Task directions: Without the pictures, set down every line of the data exactly.

Extracted information:
----------

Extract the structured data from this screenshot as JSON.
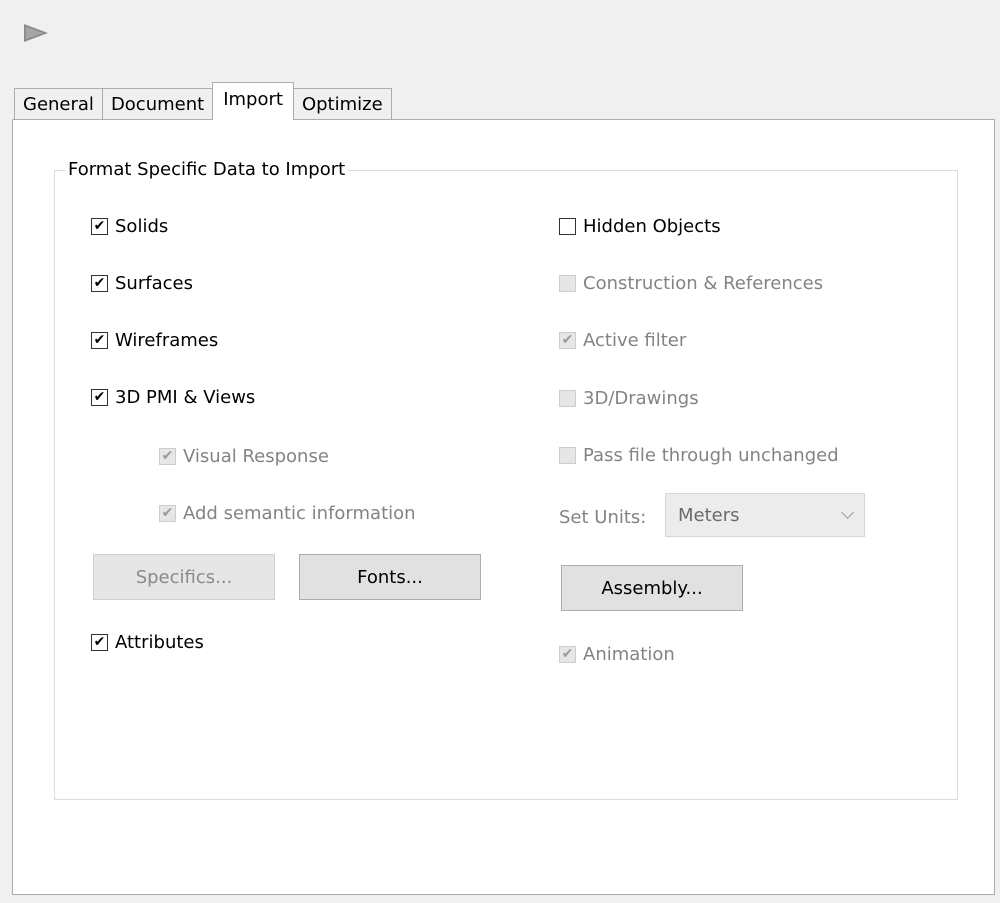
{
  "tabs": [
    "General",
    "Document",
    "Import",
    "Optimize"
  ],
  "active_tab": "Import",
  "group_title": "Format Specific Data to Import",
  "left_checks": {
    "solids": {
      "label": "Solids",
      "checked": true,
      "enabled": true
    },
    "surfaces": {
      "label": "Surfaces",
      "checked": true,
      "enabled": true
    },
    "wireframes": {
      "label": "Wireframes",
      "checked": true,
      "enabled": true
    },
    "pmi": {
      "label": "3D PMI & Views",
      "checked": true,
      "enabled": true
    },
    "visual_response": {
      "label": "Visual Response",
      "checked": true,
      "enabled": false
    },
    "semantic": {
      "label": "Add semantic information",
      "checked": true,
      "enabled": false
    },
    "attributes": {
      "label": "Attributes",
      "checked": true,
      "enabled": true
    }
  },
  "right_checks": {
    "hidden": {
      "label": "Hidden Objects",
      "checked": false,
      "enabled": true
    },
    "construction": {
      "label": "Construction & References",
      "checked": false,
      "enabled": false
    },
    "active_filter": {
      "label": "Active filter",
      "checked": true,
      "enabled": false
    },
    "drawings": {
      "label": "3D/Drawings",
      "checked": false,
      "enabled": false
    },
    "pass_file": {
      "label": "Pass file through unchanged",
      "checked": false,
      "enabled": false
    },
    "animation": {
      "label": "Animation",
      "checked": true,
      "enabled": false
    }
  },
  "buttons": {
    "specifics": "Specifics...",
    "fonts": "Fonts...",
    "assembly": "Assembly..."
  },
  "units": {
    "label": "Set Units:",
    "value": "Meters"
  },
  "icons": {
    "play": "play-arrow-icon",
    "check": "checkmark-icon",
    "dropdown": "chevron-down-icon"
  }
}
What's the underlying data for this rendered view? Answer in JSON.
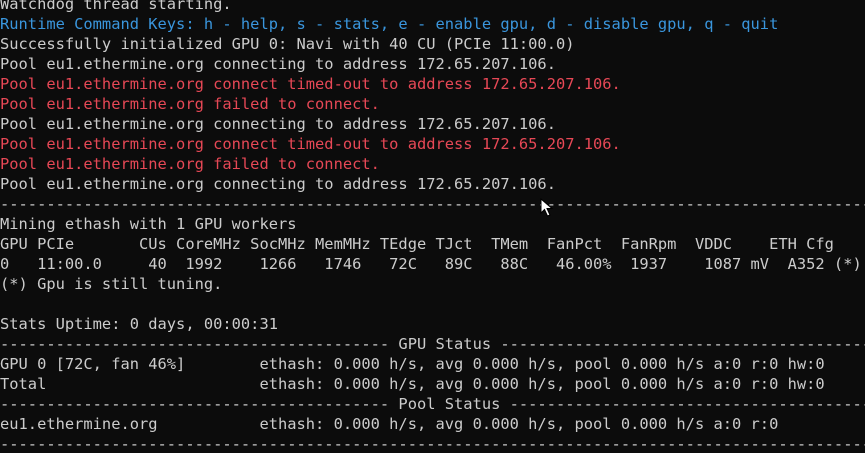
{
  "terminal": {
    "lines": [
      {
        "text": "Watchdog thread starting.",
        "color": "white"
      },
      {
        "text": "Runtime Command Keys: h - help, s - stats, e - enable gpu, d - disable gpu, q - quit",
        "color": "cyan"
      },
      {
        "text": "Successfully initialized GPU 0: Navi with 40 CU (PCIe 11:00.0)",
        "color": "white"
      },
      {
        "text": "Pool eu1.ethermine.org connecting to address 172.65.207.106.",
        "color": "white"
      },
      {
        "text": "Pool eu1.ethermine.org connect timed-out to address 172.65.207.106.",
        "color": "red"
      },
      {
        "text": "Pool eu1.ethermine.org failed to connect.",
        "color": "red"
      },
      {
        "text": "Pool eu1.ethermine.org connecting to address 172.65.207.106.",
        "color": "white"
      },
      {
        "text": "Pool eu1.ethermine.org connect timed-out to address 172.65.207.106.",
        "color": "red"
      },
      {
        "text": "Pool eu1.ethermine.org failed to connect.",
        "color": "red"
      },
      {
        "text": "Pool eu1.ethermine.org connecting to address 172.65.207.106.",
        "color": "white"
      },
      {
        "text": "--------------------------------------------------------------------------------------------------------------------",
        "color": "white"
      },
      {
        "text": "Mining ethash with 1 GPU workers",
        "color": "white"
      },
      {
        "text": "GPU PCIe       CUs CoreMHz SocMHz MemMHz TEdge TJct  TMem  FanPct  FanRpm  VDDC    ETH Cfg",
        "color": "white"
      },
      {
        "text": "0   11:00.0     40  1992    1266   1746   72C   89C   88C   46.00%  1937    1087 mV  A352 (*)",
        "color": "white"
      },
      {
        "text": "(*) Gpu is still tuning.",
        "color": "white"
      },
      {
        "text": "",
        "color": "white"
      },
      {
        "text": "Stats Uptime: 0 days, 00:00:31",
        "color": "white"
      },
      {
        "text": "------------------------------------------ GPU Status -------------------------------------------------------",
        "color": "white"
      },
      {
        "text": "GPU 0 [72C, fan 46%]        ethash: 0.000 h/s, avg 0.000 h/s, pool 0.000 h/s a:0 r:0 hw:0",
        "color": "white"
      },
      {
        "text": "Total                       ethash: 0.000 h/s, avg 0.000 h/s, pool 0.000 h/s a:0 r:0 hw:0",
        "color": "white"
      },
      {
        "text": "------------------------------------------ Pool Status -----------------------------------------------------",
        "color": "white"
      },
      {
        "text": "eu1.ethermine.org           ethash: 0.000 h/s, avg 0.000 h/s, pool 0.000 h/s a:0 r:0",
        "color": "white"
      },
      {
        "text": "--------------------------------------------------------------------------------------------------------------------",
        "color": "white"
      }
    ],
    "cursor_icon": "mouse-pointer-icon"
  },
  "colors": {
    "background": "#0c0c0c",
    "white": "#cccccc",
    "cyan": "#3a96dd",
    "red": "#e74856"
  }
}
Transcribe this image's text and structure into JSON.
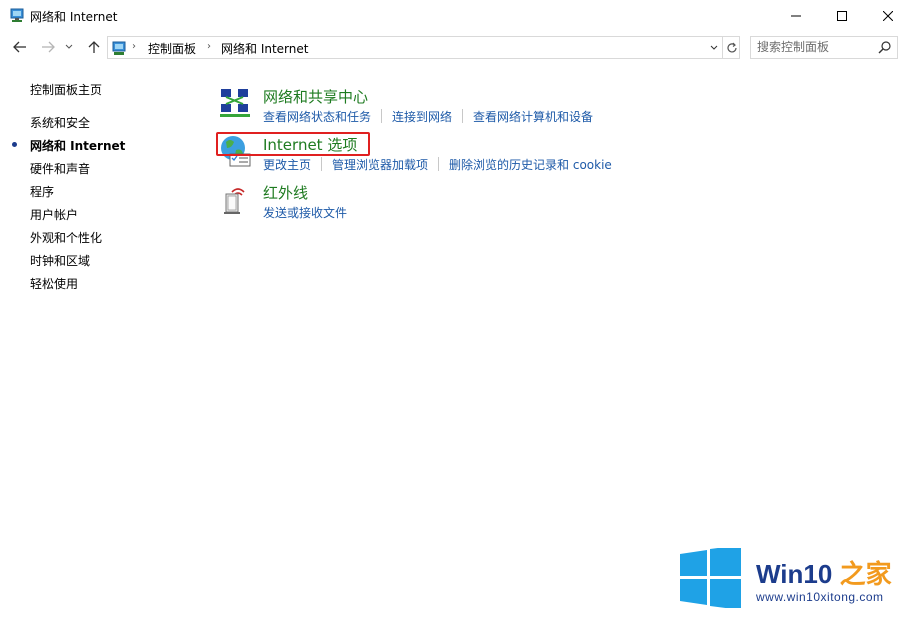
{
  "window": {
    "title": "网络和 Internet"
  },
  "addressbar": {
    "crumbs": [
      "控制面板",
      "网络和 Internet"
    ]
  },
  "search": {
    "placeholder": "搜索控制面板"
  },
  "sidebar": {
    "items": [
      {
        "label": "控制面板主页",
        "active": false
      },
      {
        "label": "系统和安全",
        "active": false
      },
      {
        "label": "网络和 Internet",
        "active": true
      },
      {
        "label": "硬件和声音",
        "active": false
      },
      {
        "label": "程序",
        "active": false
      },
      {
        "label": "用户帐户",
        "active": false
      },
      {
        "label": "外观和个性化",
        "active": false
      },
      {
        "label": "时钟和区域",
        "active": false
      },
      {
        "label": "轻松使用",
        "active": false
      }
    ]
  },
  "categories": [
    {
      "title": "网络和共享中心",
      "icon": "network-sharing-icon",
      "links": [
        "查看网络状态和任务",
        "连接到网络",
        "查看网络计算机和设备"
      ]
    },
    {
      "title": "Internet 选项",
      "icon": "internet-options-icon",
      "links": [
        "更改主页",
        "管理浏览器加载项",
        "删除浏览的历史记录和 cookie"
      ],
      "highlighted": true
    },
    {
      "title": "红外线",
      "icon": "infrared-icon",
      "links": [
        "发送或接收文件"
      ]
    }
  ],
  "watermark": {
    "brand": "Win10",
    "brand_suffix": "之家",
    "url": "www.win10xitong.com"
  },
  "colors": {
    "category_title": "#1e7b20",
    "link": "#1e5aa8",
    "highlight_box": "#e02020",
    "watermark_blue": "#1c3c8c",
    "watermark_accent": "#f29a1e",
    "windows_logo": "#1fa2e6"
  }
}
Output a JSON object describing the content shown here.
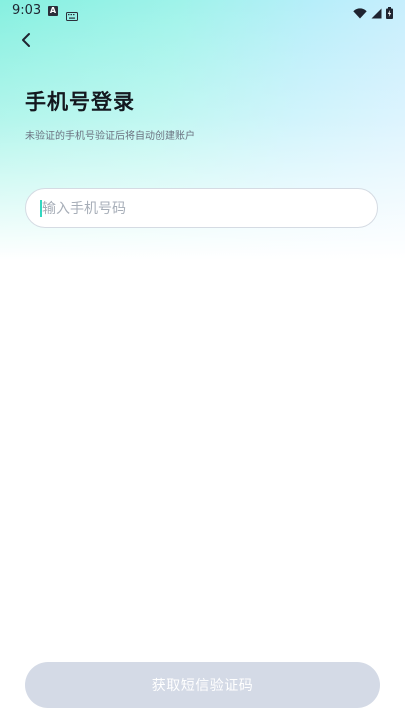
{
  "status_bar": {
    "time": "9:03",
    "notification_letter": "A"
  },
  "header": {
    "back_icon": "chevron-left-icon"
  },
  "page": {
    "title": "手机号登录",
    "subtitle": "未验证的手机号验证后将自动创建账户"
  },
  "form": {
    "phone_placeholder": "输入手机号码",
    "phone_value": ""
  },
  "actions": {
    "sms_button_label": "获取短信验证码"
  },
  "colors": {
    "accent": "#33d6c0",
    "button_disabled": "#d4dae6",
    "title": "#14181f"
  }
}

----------

Output below:
Extract the structured data from this screenshot as JSON.
{
  "tabs": [
    "General",
    "Document",
    "Import",
    "Optimize"
  ],
  "active_tab": "Import",
  "group_title": "Format Specific Data to Import",
  "left_checks": {
    "solids": {
      "label": "Solids",
      "checked": true,
      "enabled": true
    },
    "surfaces": {
      "label": "Surfaces",
      "checked": true,
      "enabled": true
    },
    "wireframes": {
      "label": "Wireframes",
      "checked": true,
      "enabled": true
    },
    "pmi": {
      "label": "3D PMI & Views",
      "checked": true,
      "enabled": true
    },
    "visual_response": {
      "label": "Visual Response",
      "checked": true,
      "enabled": false
    },
    "semantic": {
      "label": "Add semantic information",
      "checked": true,
      "enabled": false
    },
    "attributes": {
      "label": "Attributes",
      "checked": true,
      "enabled": true
    }
  },
  "right_checks": {
    "hidden": {
      "label": "Hidden Objects",
      "checked": false,
      "enabled": true
    },
    "construction": {
      "label": "Construction & References",
      "checked": false,
      "enabled": false
    },
    "active_filter": {
      "label": "Active filter",
      "checked": true,
      "enabled": false
    },
    "drawings": {
      "label": "3D/Drawings",
      "checked": false,
      "enabled": false
    },
    "pass_file": {
      "label": "Pass file through unchanged",
      "checked": false,
      "enabled": false
    },
    "animation": {
      "label": "Animation",
      "checked": true,
      "enabled": false
    }
  },
  "buttons": {
    "specifics": "Specifics...",
    "fonts": "Fonts...",
    "assembly": "Assembly..."
  },
  "units": {
    "label": "Set Units:",
    "value": "Meters"
  },
  "icons": {
    "play": "play-arrow-icon",
    "check": "checkmark-icon",
    "dropdown": "chevron-down-icon"
  }
}
What's the underlying data for this rendered view? Answer in JSON.
{
  "terminal": {
    "lines": [
      {
        "text": "Watchdog thread starting.",
        "color": "white"
      },
      {
        "text": "Runtime Command Keys: h - help, s - stats, e - enable gpu, d - disable gpu, q - quit",
        "color": "cyan"
      },
      {
        "text": "Successfully initialized GPU 0: Navi with 40 CU (PCIe 11:00.0)",
        "color": "white"
      },
      {
        "text": "Pool eu1.ethermine.org connecting to address 172.65.207.106.",
        "color": "white"
      },
      {
        "text": "Pool eu1.ethermine.org connect timed-out to address 172.65.207.106.",
        "color": "red"
      },
      {
        "text": "Pool eu1.ethermine.org failed to connect.",
        "color": "red"
      },
      {
        "text": "Pool eu1.ethermine.org connecting to address 172.65.207.106.",
        "color": "white"
      },
      {
        "text": "Pool eu1.ethermine.org connect timed-out to address 172.65.207.106.",
        "color": "red"
      },
      {
        "text": "Pool eu1.ethermine.org failed to connect.",
        "color": "red"
      },
      {
        "text": "Pool eu1.ethermine.org connecting to address 172.65.207.106.",
        "color": "white"
      },
      {
        "text": "--------------------------------------------------------------------------------------------------------------------",
        "color": "white"
      },
      {
        "text": "Mining ethash with 1 GPU workers",
        "color": "white"
      },
      {
        "text": "GPU PCIe       CUs CoreMHz SocMHz MemMHz TEdge TJct  TMem  FanPct  FanRpm  VDDC    ETH Cfg",
        "color": "white"
      },
      {
        "text": "0   11:00.0     40  1992    1266   1746   72C   89C   88C   46.00%  1937    1087 mV  A352 (*)",
        "color": "white"
      },
      {
        "text": "(*) Gpu is still tuning.",
        "color": "white"
      },
      {
        "text": "",
        "color": "white"
      },
      {
        "text": "Stats Uptime: 0 days, 00:00:31",
        "color": "white"
      },
      {
        "text": "------------------------------------------ GPU Status -------------------------------------------------------",
        "color": "white"
      },
      {
        "text": "GPU 0 [72C, fan 46%]        ethash: 0.000 h/s, avg 0.000 h/s, pool 0.000 h/s a:0 r:0 hw:0",
        "color": "white"
      },
      {
        "text": "Total                       ethash: 0.000 h/s, avg 0.000 h/s, pool 0.000 h/s a:0 r:0 hw:0",
        "color": "white"
      },
      {
        "text": "------------------------------------------ Pool Status -----------------------------------------------------",
        "color": "white"
      },
      {
        "text": "eu1.ethermine.org           ethash: 0.000 h/s, avg 0.000 h/s, pool 0.000 h/s a:0 r:0",
        "color": "white"
      },
      {
        "text": "--------------------------------------------------------------------------------------------------------------------",
        "color": "white"
      }
    ],
    "cursor_icon": "mouse-pointer-icon"
  },
  "colors": {
    "background": "#0c0c0c",
    "white": "#cccccc",
    "cyan": "#3a96dd",
    "red": "#e74856"
  }
}
Transcribe this image's text and structure into JSON.
{
  "window": {
    "title": "网络和 Internet"
  },
  "addressbar": {
    "crumbs": [
      "控制面板",
      "网络和 Internet"
    ]
  },
  "search": {
    "placeholder": "搜索控制面板"
  },
  "sidebar": {
    "items": [
      {
        "label": "控制面板主页",
        "active": false
      },
      {
        "label": "系统和安全",
        "active": false
      },
      {
        "label": "网络和 Internet",
        "active": true
      },
      {
        "label": "硬件和声音",
        "active": false
      },
      {
        "label": "程序",
        "active": false
      },
      {
        "label": "用户帐户",
        "active": false
      },
      {
        "label": "外观和个性化",
        "active": false
      },
      {
        "label": "时钟和区域",
        "active": false
      },
      {
        "label": "轻松使用",
        "active": false
      }
    ]
  },
  "categories": [
    {
      "title": "网络和共享中心",
      "icon": "network-sharing-icon",
      "links": [
        "查看网络状态和任务",
        "连接到网络",
        "查看网络计算机和设备"
      ]
    },
    {
      "title": "Internet 选项",
      "icon": "internet-options-icon",
      "links": [
        "更改主页",
        "管理浏览器加载项",
        "删除浏览的历史记录和 cookie"
      ],
      "highlighted": true
    },
    {
      "title": "红外线",
      "icon": "infrared-icon",
      "links": [
        "发送或接收文件"
      ]
    }
  ],
  "watermark": {
    "brand": "Win10",
    "brand_suffix": "之家",
    "url": "www.win10xitong.com"
  },
  "colors": {
    "category_title": "#1e7b20",
    "link": "#1e5aa8",
    "highlight_box": "#e02020",
    "watermark_blue": "#1c3c8c",
    "watermark_accent": "#f29a1e",
    "windows_logo": "#1fa2e6"
  }
}
Output a JSON object describing the content shown here.
{
  "status_bar": {
    "time": "9:03",
    "notification_letter": "A"
  },
  "header": {
    "back_icon": "chevron-left-icon"
  },
  "page": {
    "title": "手机号登录",
    "subtitle": "未验证的手机号验证后将自动创建账户"
  },
  "form": {
    "phone_placeholder": "输入手机号码",
    "phone_value": ""
  },
  "actions": {
    "sms_button_label": "获取短信验证码"
  },
  "colors": {
    "accent": "#33d6c0",
    "button_disabled": "#d4dae6",
    "title": "#14181f"
  }
}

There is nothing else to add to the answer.